The task calls for an exact copy of the records, without any images.

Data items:
---
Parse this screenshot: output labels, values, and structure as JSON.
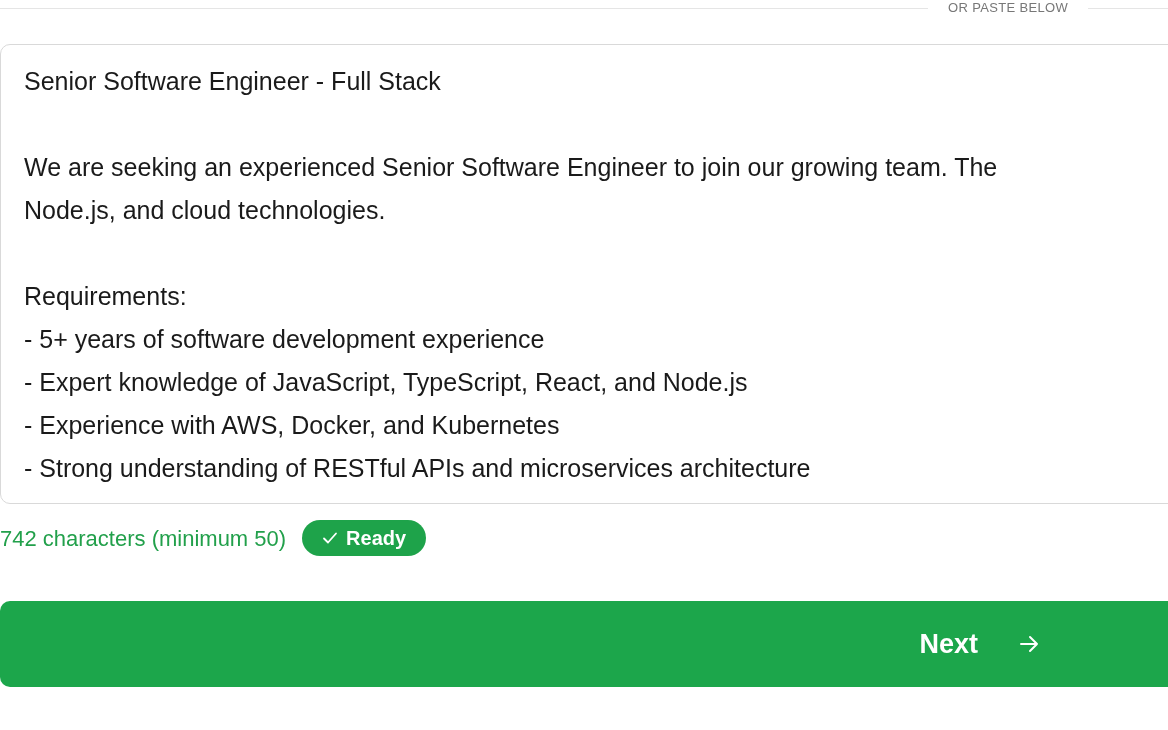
{
  "divider": {
    "label": "OR PASTE BELOW"
  },
  "job_description": {
    "paragraphs": [
      [
        "Senior Software Engineer - Full Stack"
      ],
      [
        "We are seeking an experienced Senior Software Engineer to join our growing team. The",
        "Node.js, and cloud technologies."
      ],
      [
        "Requirements:",
        "- 5+ years of software development experience",
        "- Expert knowledge of JavaScript, TypeScript, React, and Node.js",
        "- Experience with AWS, Docker, and Kubernetes",
        "- Strong understanding of RESTful APIs and microservices architecture"
      ]
    ]
  },
  "character_count": "742 characters (minimum 50)",
  "status_badge": {
    "label": "Ready",
    "ready": true
  },
  "next_button": {
    "label": "Next",
    "disabled": false
  }
}
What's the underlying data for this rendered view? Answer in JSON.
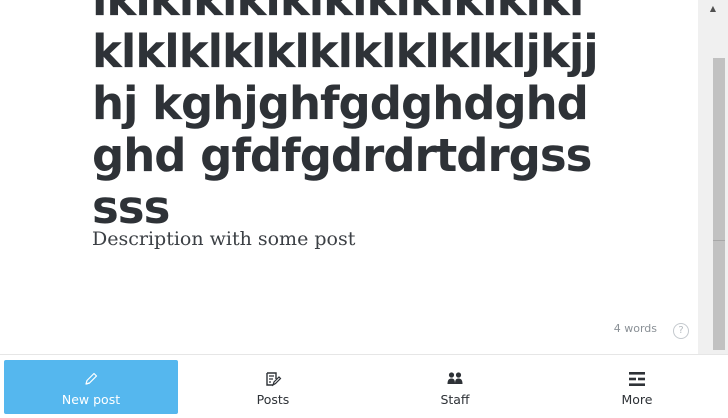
{
  "editor": {
    "title": "lklklklklklklklklklklkl klklklklklklklklklkljkjjhj kghjghfgdghdghdghd gfdfgdrdrtdrgsssss",
    "description": "Description with some post",
    "word_count": "4 words",
    "help_glyph": "?"
  },
  "bottom_nav": {
    "items": [
      {
        "label": "New post",
        "icon": "pencil-icon",
        "active": true
      },
      {
        "label": "Posts",
        "icon": "posts-icon",
        "active": false
      },
      {
        "label": "Staff",
        "icon": "staff-icon",
        "active": false
      },
      {
        "label": "More",
        "icon": "more-icon",
        "active": false
      }
    ]
  },
  "colors": {
    "accent": "#55b7ee",
    "title_text": "#2e3237",
    "muted_text": "#8a9096"
  }
}
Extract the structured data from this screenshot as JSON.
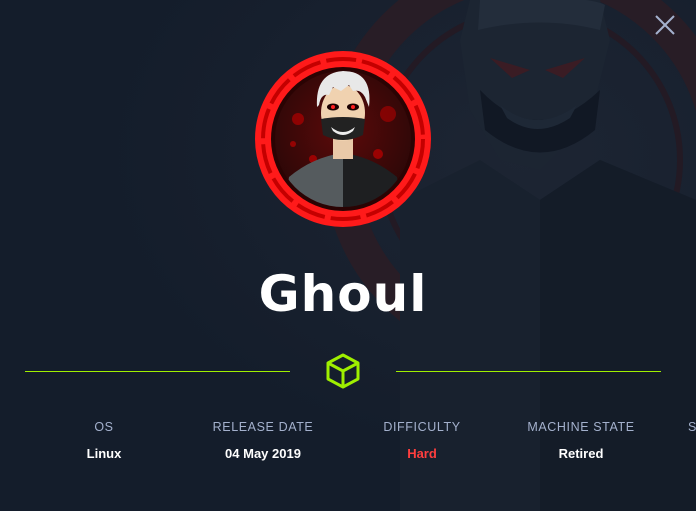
{
  "machine": {
    "name": "Ghoul"
  },
  "stats": [
    {
      "label": "OS",
      "value": "Linux"
    },
    {
      "label": "RELEASE DATE",
      "value": "04 May 2019"
    },
    {
      "label": "DIFFICULTY",
      "value": "Hard"
    },
    {
      "label": "MACHINE STATE",
      "value": "Retired"
    },
    {
      "label": "S",
      "value": ""
    }
  ],
  "icons": {
    "close": "close-icon",
    "cube": "cube-icon",
    "avatar": "ghoul-avatar"
  },
  "colors": {
    "background": "#141d2b",
    "accent": "#9fef00",
    "difficulty_hard": "#ff3e3e",
    "label": "#a4b1cd",
    "avatar_ring": "#ff1a1a"
  }
}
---
# TASK RESULT
Parse this screenshot: output labels, values, and structure as JSON.
{
  "divider": {
    "label": "OR PASTE BELOW"
  },
  "job_description": {
    "paragraphs": [
      [
        "Senior Software Engineer - Full Stack"
      ],
      [
        "We are seeking an experienced Senior Software Engineer to join our growing team. The",
        "Node.js, and cloud technologies."
      ],
      [
        "Requirements:",
        "- 5+ years of software development experience",
        "- Expert knowledge of JavaScript, TypeScript, React, and Node.js",
        "- Experience with AWS, Docker, and Kubernetes",
        "- Strong understanding of RESTful APIs and microservices architecture"
      ]
    ]
  },
  "character_count": "742 characters (minimum 50)",
  "status_badge": {
    "label": "Ready",
    "ready": true
  },
  "next_button": {
    "label": "Next",
    "disabled": false
  }
}
What's the underlying data for this rendered view? Answer in JSON.
{
  "editor": {
    "title": "lklklklklklklklklklklkl klklklklklklklklklkljkjjhj kghjghfgdghdghdghd gfdfgdrdrtdrgsssss",
    "description": "Description with some post",
    "word_count": "4 words",
    "help_glyph": "?"
  },
  "bottom_nav": {
    "items": [
      {
        "label": "New post",
        "icon": "pencil-icon",
        "active": true
      },
      {
        "label": "Posts",
        "icon": "posts-icon",
        "active": false
      },
      {
        "label": "Staff",
        "icon": "staff-icon",
        "active": false
      },
      {
        "label": "More",
        "icon": "more-icon",
        "active": false
      }
    ]
  },
  "colors": {
    "accent": "#55b7ee",
    "title_text": "#2e3237",
    "muted_text": "#8a9096"
  }
}
Extract the structured data from this screenshot as JSON.
{
  "machine": {
    "name": "Ghoul"
  },
  "stats": [
    {
      "label": "OS",
      "value": "Linux"
    },
    {
      "label": "RELEASE DATE",
      "value": "04 May 2019"
    },
    {
      "label": "DIFFICULTY",
      "value": "Hard"
    },
    {
      "label": "MACHINE STATE",
      "value": "Retired"
    },
    {
      "label": "S",
      "value": ""
    }
  ],
  "icons": {
    "close": "close-icon",
    "cube": "cube-icon",
    "avatar": "ghoul-avatar"
  },
  "colors": {
    "background": "#141d2b",
    "accent": "#9fef00",
    "difficulty_hard": "#ff3e3e",
    "label": "#a4b1cd",
    "avatar_ring": "#ff1a1a"
  }
}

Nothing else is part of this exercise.